* Data about app and page elements:
⟨

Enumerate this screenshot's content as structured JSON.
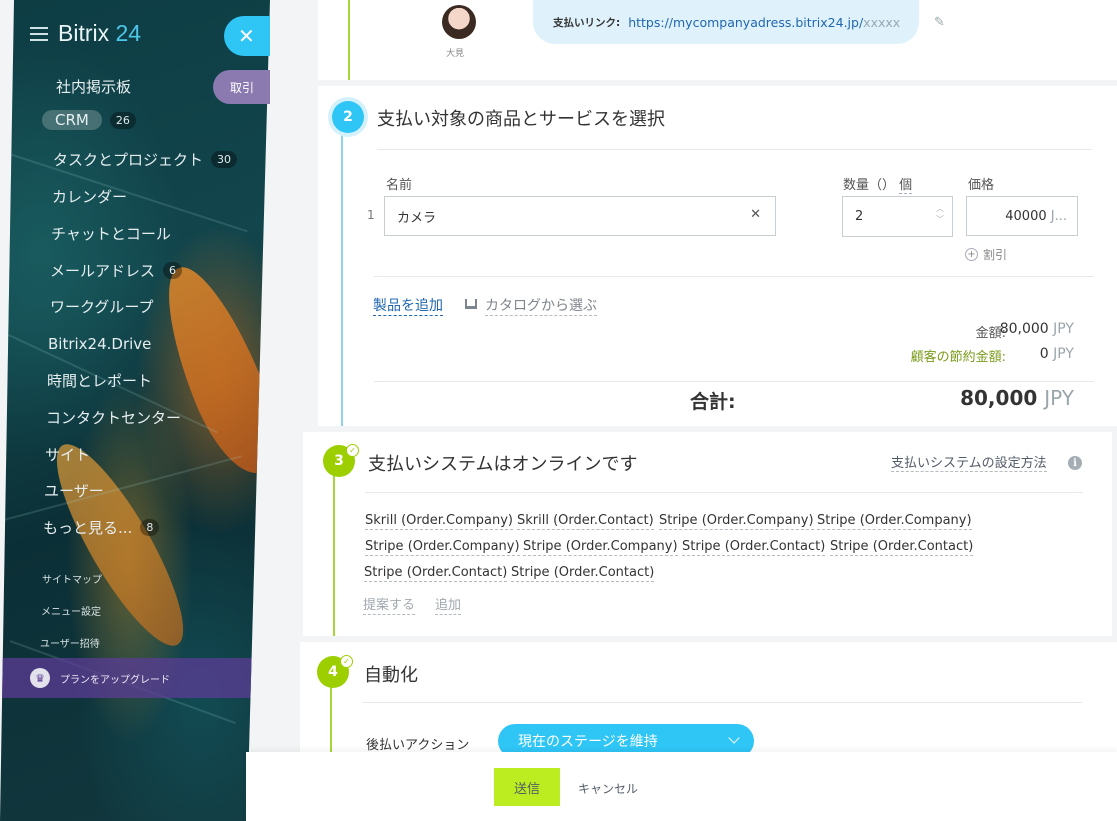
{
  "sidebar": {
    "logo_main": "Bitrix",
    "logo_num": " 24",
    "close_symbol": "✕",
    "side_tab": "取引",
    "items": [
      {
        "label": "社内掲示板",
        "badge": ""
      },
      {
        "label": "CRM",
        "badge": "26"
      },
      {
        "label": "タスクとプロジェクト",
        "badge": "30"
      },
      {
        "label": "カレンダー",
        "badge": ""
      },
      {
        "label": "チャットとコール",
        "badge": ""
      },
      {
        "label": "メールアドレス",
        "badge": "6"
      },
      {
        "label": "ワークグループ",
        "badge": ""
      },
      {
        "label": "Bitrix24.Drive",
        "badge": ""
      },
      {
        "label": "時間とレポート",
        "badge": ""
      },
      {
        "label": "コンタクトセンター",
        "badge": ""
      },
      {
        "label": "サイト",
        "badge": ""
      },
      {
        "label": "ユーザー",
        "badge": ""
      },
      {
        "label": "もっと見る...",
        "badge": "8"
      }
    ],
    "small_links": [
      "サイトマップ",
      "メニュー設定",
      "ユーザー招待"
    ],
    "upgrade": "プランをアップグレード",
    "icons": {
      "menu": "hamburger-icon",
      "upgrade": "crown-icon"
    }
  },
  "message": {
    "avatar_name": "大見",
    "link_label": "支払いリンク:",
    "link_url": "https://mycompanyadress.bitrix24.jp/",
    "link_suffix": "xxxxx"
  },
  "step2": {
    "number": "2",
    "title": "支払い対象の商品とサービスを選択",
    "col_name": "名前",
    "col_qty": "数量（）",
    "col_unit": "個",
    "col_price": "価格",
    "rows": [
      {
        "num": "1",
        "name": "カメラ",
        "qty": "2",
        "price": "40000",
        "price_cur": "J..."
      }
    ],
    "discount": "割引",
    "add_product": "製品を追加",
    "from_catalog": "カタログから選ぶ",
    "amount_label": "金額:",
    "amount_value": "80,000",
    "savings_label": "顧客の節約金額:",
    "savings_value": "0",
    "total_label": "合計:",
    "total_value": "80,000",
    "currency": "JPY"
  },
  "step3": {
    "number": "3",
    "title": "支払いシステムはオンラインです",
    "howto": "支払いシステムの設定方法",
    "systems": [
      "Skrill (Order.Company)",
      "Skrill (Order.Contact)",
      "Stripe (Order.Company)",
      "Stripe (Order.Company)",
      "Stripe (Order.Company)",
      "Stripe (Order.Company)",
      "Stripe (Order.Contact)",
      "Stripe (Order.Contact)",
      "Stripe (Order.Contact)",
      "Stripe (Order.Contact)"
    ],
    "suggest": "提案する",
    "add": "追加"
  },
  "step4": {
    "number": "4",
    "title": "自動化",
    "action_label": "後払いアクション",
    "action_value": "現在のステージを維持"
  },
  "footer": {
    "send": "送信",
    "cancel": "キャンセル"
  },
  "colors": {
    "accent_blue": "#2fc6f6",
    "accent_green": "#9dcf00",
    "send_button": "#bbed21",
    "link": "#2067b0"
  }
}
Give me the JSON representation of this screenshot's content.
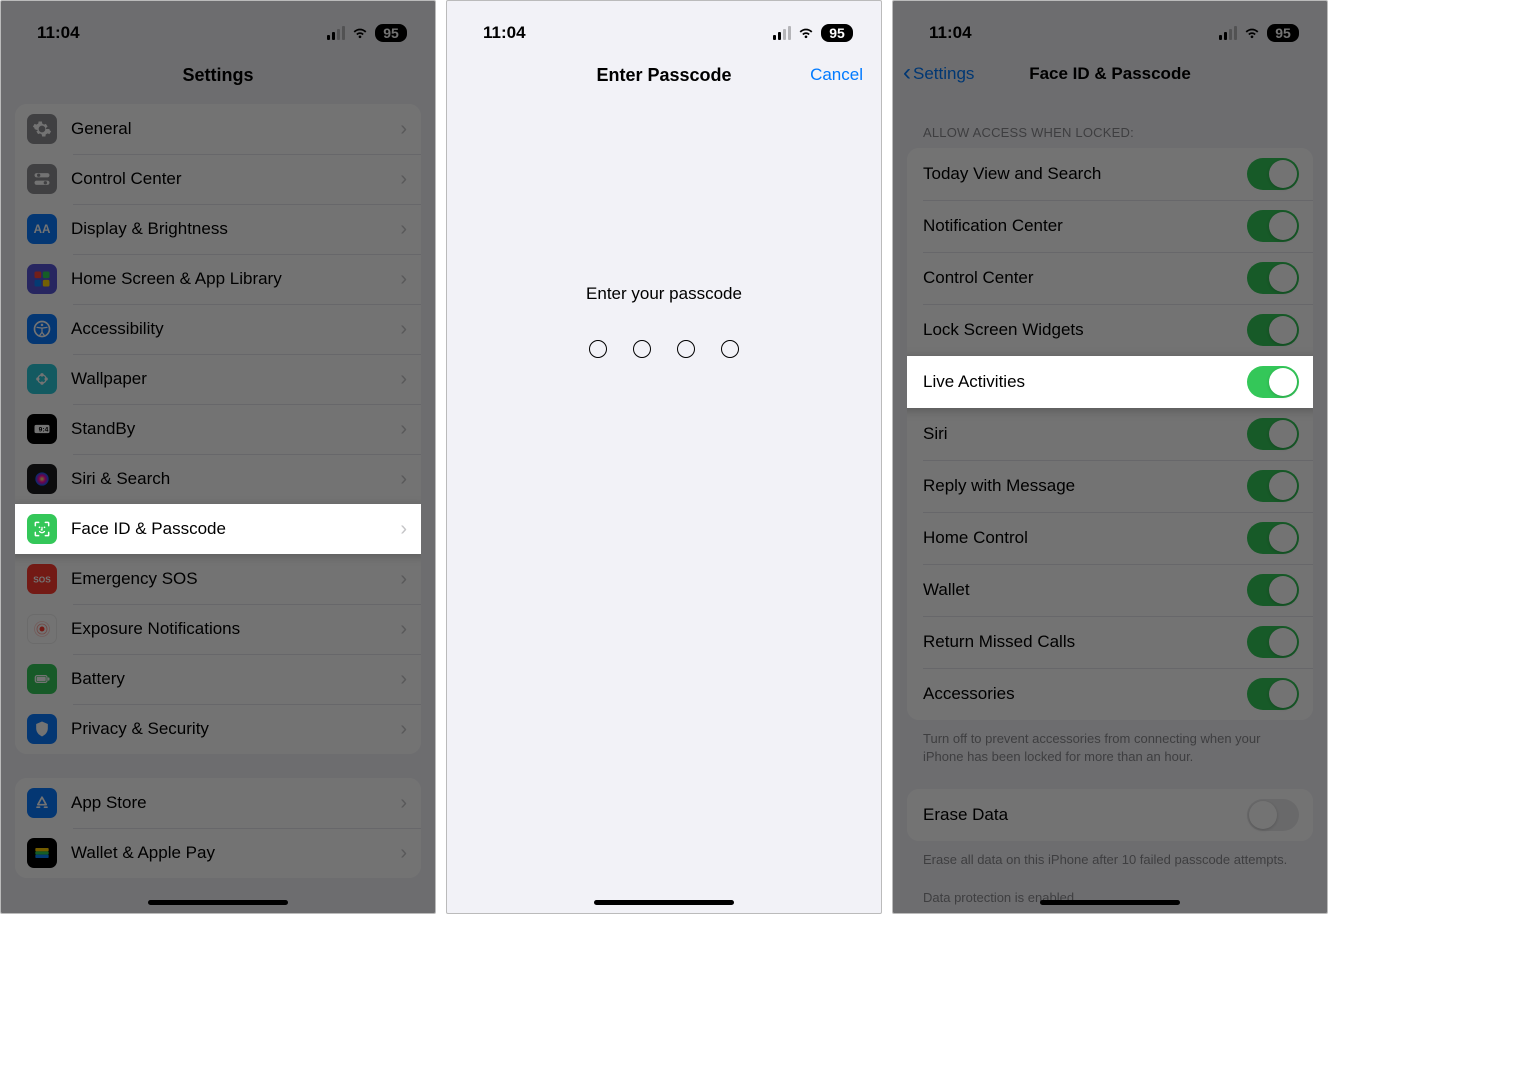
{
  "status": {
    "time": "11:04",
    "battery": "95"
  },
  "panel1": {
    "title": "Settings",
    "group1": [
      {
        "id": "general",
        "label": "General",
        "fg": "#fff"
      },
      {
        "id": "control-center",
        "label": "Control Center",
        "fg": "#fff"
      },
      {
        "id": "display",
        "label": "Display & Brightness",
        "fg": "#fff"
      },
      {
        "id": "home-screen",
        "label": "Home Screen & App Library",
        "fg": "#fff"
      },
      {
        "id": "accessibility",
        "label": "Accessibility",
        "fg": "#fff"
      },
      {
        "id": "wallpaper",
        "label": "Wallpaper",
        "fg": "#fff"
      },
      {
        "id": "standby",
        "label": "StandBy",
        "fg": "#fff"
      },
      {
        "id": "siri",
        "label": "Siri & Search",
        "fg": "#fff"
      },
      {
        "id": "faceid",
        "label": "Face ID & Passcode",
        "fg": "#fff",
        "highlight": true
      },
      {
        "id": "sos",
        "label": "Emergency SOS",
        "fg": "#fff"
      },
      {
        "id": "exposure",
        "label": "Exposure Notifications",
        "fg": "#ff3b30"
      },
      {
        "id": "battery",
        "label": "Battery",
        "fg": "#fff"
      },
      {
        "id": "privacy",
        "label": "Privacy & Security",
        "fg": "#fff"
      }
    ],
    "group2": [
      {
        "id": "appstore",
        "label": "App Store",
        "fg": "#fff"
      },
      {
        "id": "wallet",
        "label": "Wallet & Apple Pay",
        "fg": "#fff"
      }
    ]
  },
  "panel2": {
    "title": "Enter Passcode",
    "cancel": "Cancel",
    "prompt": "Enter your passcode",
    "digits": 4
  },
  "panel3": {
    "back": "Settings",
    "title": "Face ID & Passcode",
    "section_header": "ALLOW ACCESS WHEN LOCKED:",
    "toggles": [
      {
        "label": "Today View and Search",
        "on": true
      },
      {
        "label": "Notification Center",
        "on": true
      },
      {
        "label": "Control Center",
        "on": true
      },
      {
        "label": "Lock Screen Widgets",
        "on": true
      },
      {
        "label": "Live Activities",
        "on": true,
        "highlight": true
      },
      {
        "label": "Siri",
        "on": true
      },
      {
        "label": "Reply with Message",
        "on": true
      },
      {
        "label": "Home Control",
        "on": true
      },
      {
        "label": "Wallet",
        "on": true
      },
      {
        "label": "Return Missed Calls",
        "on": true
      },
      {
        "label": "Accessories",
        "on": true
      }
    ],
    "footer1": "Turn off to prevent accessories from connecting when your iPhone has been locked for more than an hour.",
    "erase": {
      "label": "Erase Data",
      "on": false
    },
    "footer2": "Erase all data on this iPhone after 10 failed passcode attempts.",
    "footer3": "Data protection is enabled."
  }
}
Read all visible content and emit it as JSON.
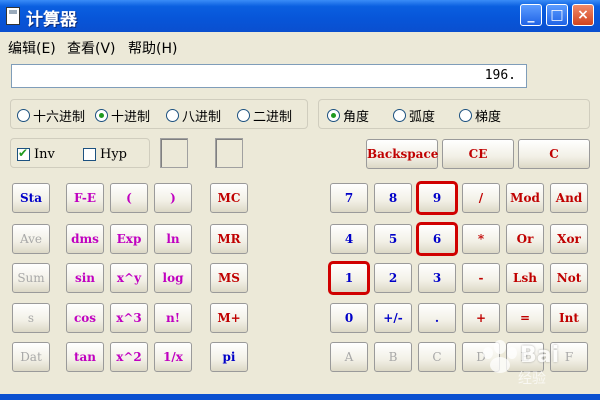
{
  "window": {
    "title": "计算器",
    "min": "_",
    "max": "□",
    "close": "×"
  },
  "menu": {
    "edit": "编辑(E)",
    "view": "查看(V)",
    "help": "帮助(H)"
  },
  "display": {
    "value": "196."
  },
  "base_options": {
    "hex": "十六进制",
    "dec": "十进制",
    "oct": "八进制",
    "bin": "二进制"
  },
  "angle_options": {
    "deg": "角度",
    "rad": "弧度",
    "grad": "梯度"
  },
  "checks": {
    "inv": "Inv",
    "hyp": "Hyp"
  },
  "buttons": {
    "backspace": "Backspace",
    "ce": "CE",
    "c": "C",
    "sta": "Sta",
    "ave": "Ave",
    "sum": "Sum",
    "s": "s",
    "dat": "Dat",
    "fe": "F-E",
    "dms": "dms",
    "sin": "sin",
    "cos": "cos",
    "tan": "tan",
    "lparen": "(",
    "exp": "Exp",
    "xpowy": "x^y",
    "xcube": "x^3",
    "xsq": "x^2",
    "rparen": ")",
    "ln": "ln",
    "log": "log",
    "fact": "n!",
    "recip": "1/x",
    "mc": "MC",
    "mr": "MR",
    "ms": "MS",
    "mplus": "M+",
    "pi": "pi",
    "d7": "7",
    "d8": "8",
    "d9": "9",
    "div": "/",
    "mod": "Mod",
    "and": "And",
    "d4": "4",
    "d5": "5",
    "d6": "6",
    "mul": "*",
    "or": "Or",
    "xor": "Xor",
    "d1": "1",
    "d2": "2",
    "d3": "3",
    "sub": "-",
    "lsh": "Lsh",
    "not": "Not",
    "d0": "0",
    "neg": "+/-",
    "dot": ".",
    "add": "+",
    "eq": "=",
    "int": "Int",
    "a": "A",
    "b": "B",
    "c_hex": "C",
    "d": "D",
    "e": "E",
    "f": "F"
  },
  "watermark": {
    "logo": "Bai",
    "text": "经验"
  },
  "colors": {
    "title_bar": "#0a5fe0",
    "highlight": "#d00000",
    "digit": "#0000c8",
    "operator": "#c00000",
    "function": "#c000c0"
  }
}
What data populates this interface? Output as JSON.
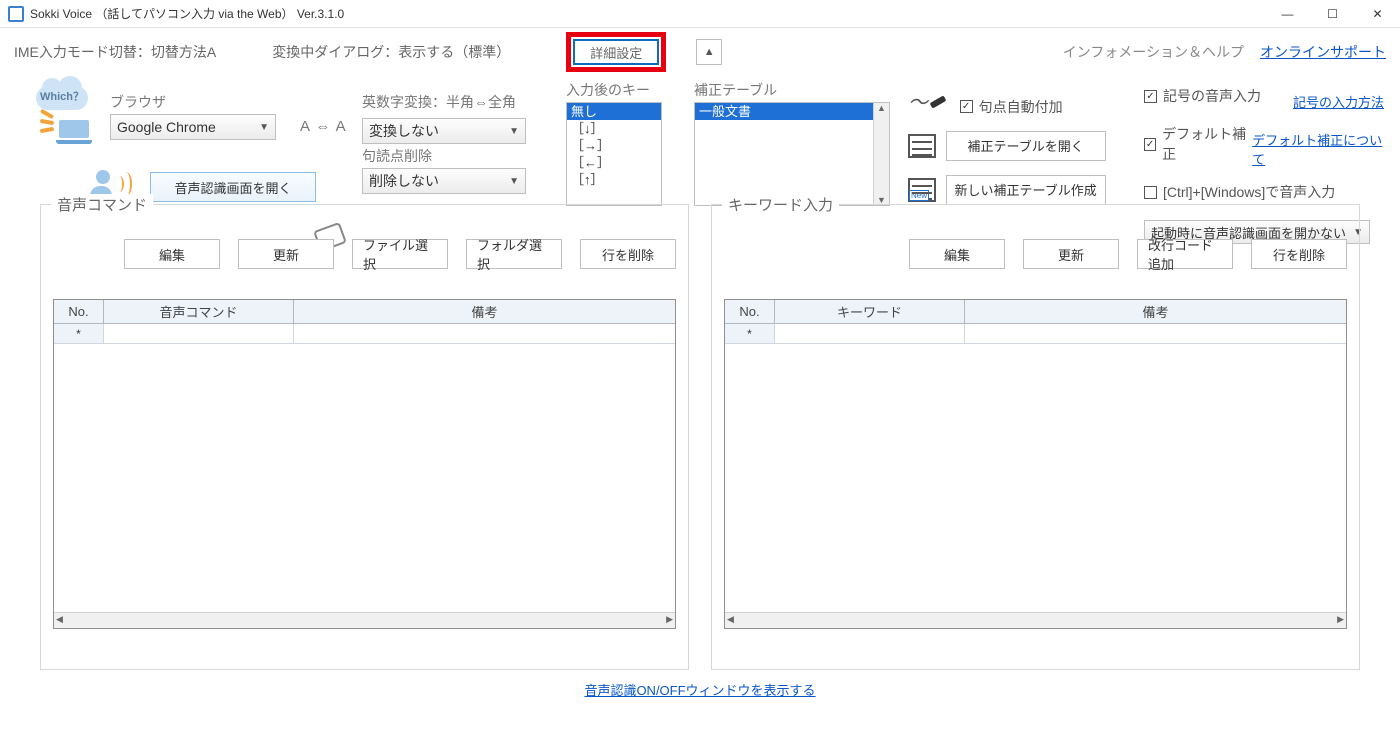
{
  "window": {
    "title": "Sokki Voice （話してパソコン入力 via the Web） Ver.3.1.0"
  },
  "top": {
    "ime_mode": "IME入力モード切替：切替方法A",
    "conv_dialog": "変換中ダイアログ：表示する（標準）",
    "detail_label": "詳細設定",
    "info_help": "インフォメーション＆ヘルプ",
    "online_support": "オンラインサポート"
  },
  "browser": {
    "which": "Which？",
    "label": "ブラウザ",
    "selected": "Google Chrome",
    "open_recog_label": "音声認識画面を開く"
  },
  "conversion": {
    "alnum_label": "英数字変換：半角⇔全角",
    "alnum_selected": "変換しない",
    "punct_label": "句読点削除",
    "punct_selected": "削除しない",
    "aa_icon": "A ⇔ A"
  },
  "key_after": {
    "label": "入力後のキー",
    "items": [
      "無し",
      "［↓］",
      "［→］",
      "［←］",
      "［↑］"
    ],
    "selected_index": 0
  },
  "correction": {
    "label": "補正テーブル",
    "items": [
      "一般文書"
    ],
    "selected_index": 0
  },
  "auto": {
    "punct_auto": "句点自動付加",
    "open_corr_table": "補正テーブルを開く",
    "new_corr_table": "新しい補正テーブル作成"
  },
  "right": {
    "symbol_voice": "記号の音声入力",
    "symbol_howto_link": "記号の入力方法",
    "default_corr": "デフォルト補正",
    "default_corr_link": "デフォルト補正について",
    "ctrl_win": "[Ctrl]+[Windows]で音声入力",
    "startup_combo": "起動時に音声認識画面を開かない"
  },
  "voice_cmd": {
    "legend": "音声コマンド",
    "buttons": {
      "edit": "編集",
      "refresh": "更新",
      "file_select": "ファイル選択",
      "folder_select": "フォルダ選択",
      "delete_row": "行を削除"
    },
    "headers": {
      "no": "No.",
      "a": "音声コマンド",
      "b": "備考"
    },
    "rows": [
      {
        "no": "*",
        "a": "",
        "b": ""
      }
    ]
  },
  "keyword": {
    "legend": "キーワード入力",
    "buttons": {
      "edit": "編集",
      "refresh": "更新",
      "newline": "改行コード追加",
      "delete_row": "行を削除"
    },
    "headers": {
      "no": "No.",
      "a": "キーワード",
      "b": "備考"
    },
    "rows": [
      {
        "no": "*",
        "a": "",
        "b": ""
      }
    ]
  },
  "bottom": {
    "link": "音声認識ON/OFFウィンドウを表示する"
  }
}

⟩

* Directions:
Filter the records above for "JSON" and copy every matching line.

* Written answer:
Enumerate this screenshot's content as structured JSON.
Give me the JSON representation of this screenshot's content.
Read all visible content and emit it as JSON.
What data populates this interface? Output as JSON.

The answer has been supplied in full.